### TO DO
Lines in the records below that contain the word "text" must each be copied.
----------------
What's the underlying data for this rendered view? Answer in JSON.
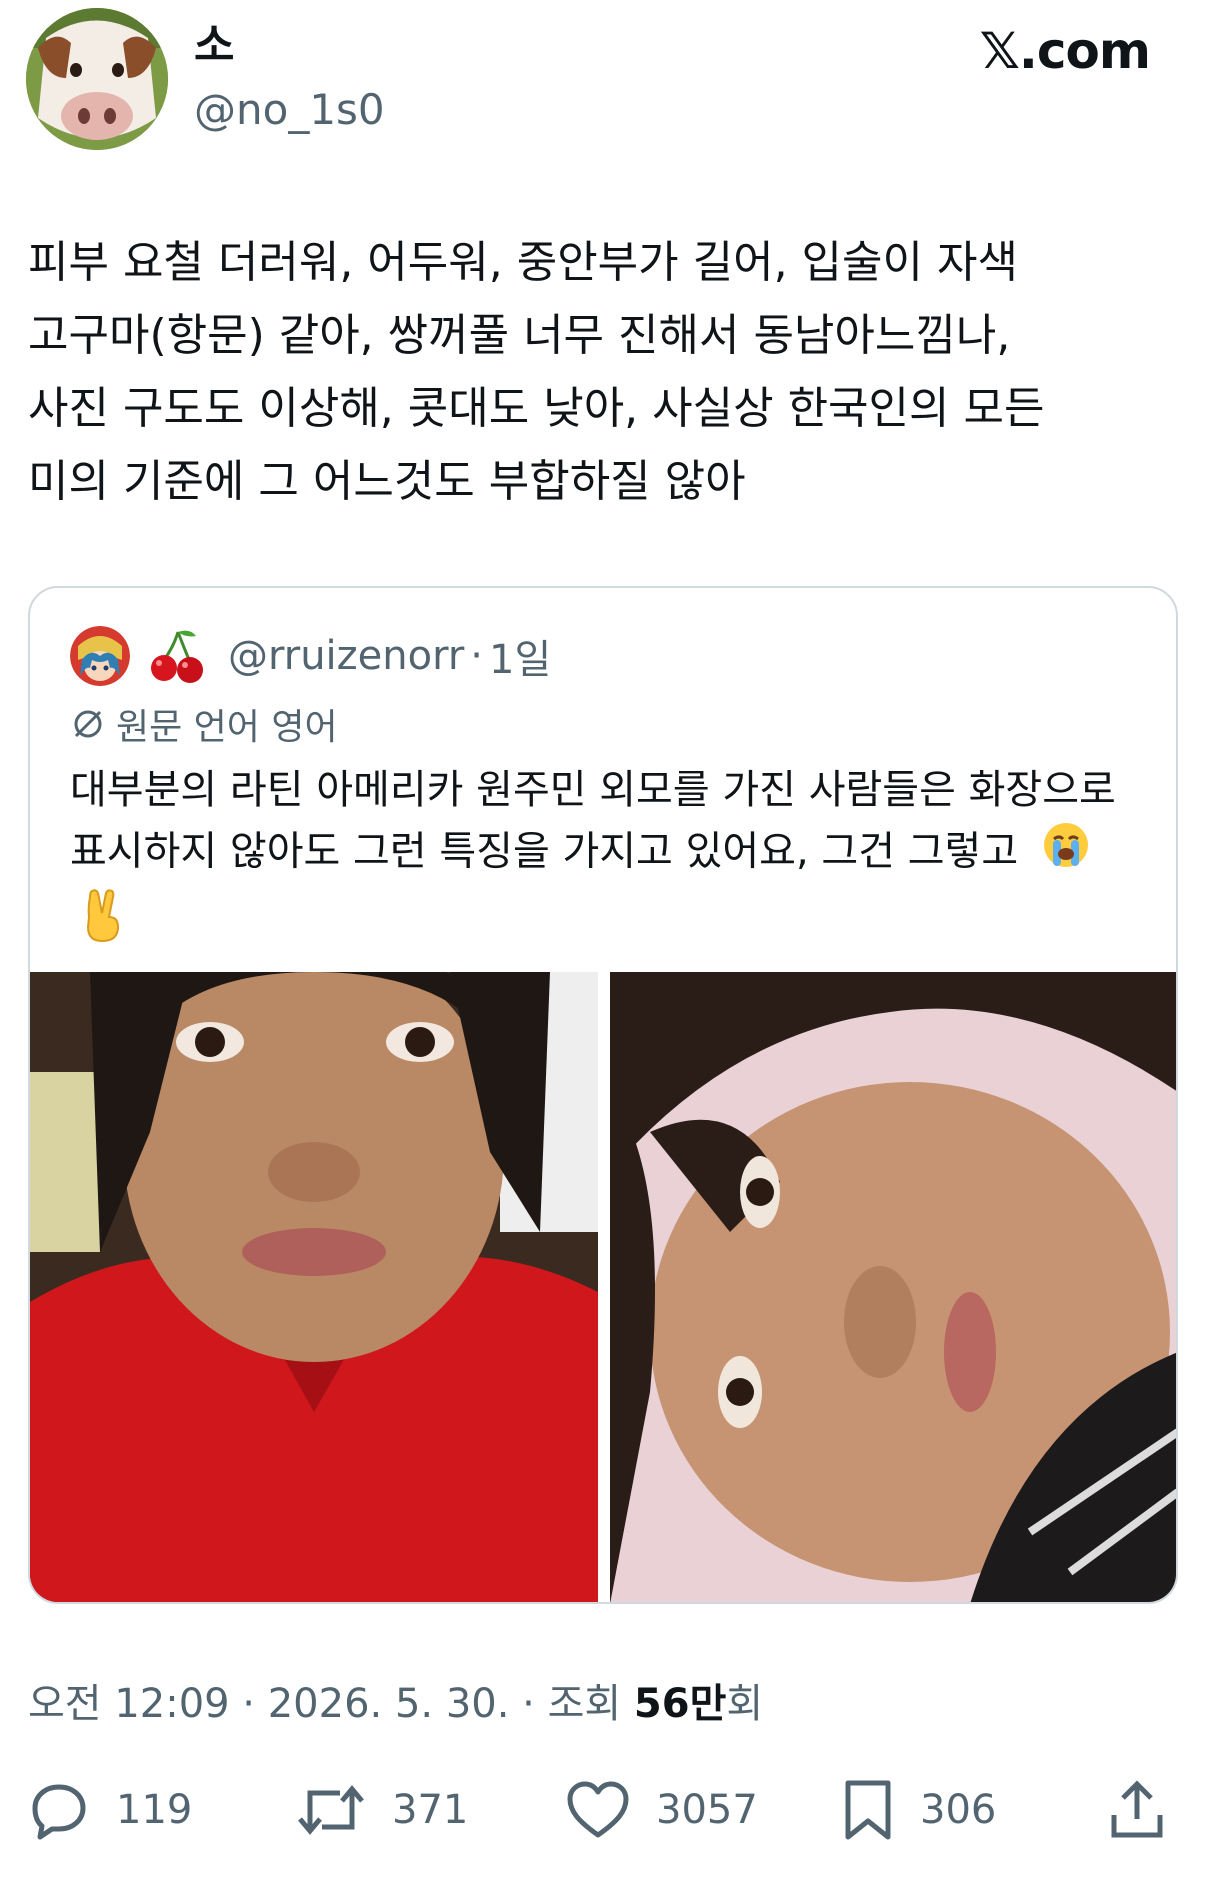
{
  "author": {
    "display_name": "소",
    "handle": "@no_1s0"
  },
  "site_label": "𝕏.com",
  "tweet": {
    "text": "피부 요철 더러워, 어두워,  중안부가 길어, 입술이 자색\n고구마(항문) 같아, 쌍꺼풀 너무 진해서 동남아느낌나,\n사진 구도도 이상해, 콧대도 낮아, 사실상 한국인의 모든\n미의 기준에 그 어느것도 부합하질 않아"
  },
  "quote": {
    "handle": "@rruizenorr",
    "separator": "·",
    "time": "1일",
    "translate_label": "원문 언어 영어",
    "text": "대부분의 라틴 아메리카 원주민 외모를 가진 사람들은 화장으로 표시하지 않아도 그런 특징을 가지고 있어요, 그건 그렇고",
    "emojis": [
      "loudly-crying-face",
      "victory-hand"
    ]
  },
  "meta": {
    "timestamp": "오전 12:09 · 2026. 5. 30. · 조회 ",
    "views": "56만",
    "views_suffix": "회"
  },
  "actions": {
    "replies": "119",
    "reposts": "371",
    "likes": "3057",
    "bookmarks": "306"
  }
}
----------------
### RESPONSE BOX
    "text": "피부 요철 더러워, 어두워,  중안부가 길어, 입술이 자색\n고구마(항문) 같아, 쌍꺼풀 너무 진해서 동남아느낌나,\n사진 구도도 이상해, 콧대도 낮아, 사실상 한국인의 모든\n미의 기준에 그 어느것도 부합하질 않아"
    "text": "대부분의 라틴 아메리카 원주민 외모를 가진 사람들은 화장으로 표시하지 않아도 그런 특징을 가지고 있어요, 그건 그렇고",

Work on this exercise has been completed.